Last week, former Florida Governor and current Republican presidential candidate Jeb Bush said that in order to grow the economy, people “need to work more hours.” While I know times weren’t exactly tough for Jeb Bush growing up in one of the richest families in our nation, the regular Americans struggling just to get by and working 40, 50, or even 60 hours a week know they just don’t have any more hours to give.
Jeb Bush doesn’t get it. Productivity is at an all-time high, while wages have remained relatively flat. In order to grow the economy, we need a system that helps workers and lets them climb the economic ladder, not a system that squeezes workers for every ounce of productivity they have.
Luckily, the pendulum is starting to swing in the other direction. As the issue of income inequality has become mainstream, many states and cities have begun to implement progressive ideas, such as raising the minimum wage. And just last week, President Obama announced that his administration would be updating the rules for what is believed to be one of the most effective ways to help working Americans — overtime pay.
Like many of our great programs, overtime pay is a product of the New Deal, part of the Fair Labor Standards Act, which established a minimum wage, protections for child labor, and overtime pay. While most hourly workers are eligible for overtime, the law set requirements for salaried workers who may qualify. The idea was that salaried workers with significant clout didn’t need overtime protections, but that those with lesser bargaining power and little ability to control their schedules did.
Salaried workers’ eligibility for overtime depends on their incomes and the nature of their duties.

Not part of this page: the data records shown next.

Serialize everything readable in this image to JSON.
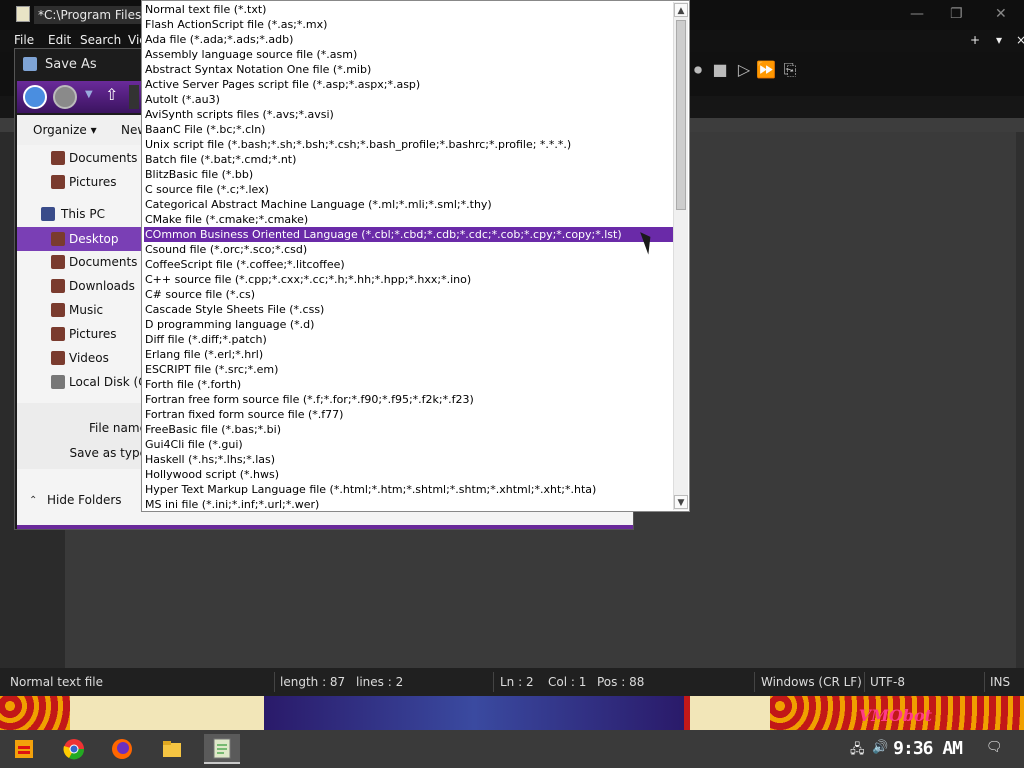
{
  "editor": {
    "title": "*C:\\Program Files\\",
    "menu": [
      "File",
      "Edit",
      "Search",
      "Vie"
    ],
    "window_controls": [
      "+",
      "▾",
      "×"
    ]
  },
  "status": {
    "file_type": "Normal text file",
    "length": "length : 87",
    "lines": "lines : 2",
    "ln": "Ln : 2",
    "col": "Col : 1",
    "pos": "Pos : 88",
    "eol": "Windows (CR LF)",
    "encoding": "UTF-8",
    "mode": "INS"
  },
  "wallpaper": {
    "text": "VMObot"
  },
  "taskbar": {
    "apps": [
      "start-icon",
      "chrome-icon",
      "firefox-icon",
      "file-explorer-icon",
      "notepad-plus-plus-icon"
    ],
    "time": "9:36 AM"
  },
  "dialog": {
    "title": "Save As",
    "organize": "Organize ▾",
    "new_folder": "New",
    "tree": [
      {
        "label": "Documents",
        "indent": 1
      },
      {
        "label": "Pictures",
        "indent": 1
      },
      {
        "label": "This PC",
        "indent": 0
      },
      {
        "label": "Desktop",
        "indent": 1,
        "selected": true
      },
      {
        "label": "Documents",
        "indent": 1
      },
      {
        "label": "Downloads",
        "indent": 1
      },
      {
        "label": "Music",
        "indent": 1
      },
      {
        "label": "Pictures",
        "indent": 1
      },
      {
        "label": "Videos",
        "indent": 1
      },
      {
        "label": "Local Disk (C:",
        "indent": 1
      }
    ],
    "file_name_label": "File name:",
    "save_as_type_label": "Save as type:",
    "hide_folders": "Hide Folders"
  },
  "dropdown": {
    "selected_index": 15,
    "items": [
      "Normal text file (*.txt)",
      "Flash ActionScript file (*.as;*.mx)",
      "Ada file (*.ada;*.ads;*.adb)",
      "Assembly language source file (*.asm)",
      "Abstract Syntax Notation One file (*.mib)",
      "Active Server Pages script file (*.asp;*.aspx;*.asp)",
      "AutoIt (*.au3)",
      "AviSynth scripts files (*.avs;*.avsi)",
      "BaanC File (*.bc;*.cln)",
      "Unix script file (*.bash;*.sh;*.bsh;*.csh;*.bash_profile;*.bashrc;*.profile; *.*.*.)",
      "Batch file (*.bat;*.cmd;*.nt)",
      "BlitzBasic file (*.bb)",
      "C source file (*.c;*.lex)",
      "Categorical Abstract Machine Language (*.ml;*.mli;*.sml;*.thy)",
      "CMake file (*.cmake;*.cmake)",
      "COmmon Business Oriented Language (*.cbl;*.cbd;*.cdb;*.cdc;*.cob;*.cpy;*.copy;*.lst)",
      "Csound file (*.orc;*.sco;*.csd)",
      "CoffeeScript file (*.coffee;*.litcoffee)",
      "C++ source file (*.cpp;*.cxx;*.cc;*.h;*.hh;*.hpp;*.hxx;*.ino)",
      "C# source file (*.cs)",
      "Cascade Style Sheets File (*.css)",
      "D programming language (*.d)",
      "Diff file (*.diff;*.patch)",
      "Erlang file (*.erl;*.hrl)",
      "ESCRIPT file (*.src;*.em)",
      "Forth file (*.forth)",
      "Fortran free form source file (*.f;*.for;*.f90;*.f95;*.f2k;*.f23)",
      "Fortran fixed form source file (*.f77)",
      "FreeBasic file (*.bas;*.bi)",
      "Gui4Cli file (*.gui)",
      "Haskell (*.hs;*.lhs;*.las)",
      "Hollywood script (*.hws)",
      "Hyper Text Markup Language file (*.html;*.htm;*.shtml;*.shtm;*.xhtml;*.xht;*.hta)",
      "MS ini file (*.ini;*.inf;*.url;*.wer)"
    ]
  }
}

Those earning below a certain income threshold are guaranteed overtime pay, while those earning above the threshold and spending a significant amount of time completing executive, administrative, or professional duties, known as the “white-collar exemption”, are exempt from overtime protections. In 1975, 62 percent of salaried workers fell below the threshold and were eligible for overtime pay.

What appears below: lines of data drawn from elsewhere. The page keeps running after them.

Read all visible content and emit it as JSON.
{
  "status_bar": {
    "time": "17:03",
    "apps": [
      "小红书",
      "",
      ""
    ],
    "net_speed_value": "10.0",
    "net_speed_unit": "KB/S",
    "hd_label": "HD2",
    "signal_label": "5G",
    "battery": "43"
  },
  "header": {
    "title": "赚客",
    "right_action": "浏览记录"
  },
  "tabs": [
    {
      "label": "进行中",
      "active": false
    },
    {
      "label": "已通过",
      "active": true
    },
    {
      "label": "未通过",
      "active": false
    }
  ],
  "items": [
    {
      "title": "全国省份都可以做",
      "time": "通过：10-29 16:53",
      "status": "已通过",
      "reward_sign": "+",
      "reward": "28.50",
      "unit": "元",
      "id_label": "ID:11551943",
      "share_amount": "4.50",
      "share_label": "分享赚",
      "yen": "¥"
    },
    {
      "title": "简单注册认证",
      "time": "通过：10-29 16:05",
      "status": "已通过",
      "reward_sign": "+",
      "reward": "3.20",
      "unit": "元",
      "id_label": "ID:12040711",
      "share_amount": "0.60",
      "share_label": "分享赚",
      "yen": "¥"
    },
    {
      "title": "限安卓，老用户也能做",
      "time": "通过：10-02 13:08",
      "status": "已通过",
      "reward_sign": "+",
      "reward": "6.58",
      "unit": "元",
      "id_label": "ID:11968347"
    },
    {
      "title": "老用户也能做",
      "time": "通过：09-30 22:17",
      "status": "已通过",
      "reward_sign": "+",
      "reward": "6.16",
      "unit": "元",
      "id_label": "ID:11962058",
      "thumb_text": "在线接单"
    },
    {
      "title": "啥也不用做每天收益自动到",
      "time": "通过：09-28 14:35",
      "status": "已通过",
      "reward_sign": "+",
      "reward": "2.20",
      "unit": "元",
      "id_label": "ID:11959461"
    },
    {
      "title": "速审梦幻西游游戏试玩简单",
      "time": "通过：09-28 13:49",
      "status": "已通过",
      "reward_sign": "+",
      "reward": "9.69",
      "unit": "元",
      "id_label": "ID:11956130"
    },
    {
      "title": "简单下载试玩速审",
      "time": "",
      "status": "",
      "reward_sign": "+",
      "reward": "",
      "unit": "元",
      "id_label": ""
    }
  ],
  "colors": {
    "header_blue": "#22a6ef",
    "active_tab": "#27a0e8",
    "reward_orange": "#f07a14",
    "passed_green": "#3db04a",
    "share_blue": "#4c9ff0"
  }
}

As time has passed, federal regulations have not kept pace with inflation or our changing economy. The current salary threshold is $23,660, and applies to only 8 percent of the nation’s salaried workers. This threshold is below the federal poverty level for a family of four. This means that workers earning just above the threshold can work 60-70 hours a week without any additional compensation. These workers are lower level managers, associates, and clerks at businesses across the country. They may spend a small fraction of their time working on executive, administrative, or professional tasks, and the majority of it stocking shelves, ringing up customers, or doing maintenance. They have little choice but to accept the extra hours their supervisors give them.
When word got out that the Obama administration and the Department of Labor were considering updating the income threshold, I wrote a letter to the president and asked him and the Department of Labor to ‘take bold action.’
I’m pleased to see that they have done just that, as the Department of Labor intends to raise the salary threshold for overtime pay from $23,660 to $50,440. When the final rule is implemented in the next several months, overtime pay will be expanded to an additional 5 million working Americans, and put $1.2 billion in workers’ pockets.
Far too many are working harder without seeing the rewards. This new rule will begin to even the scale, which has been tipping in the wrong direction for decades.
It’s about time, because no matter what Jeb Bush thinks, Americans don’t need more hours, they need an economic system that works for them.
Mark Takano is the U.S. Representative for California’s 41st District.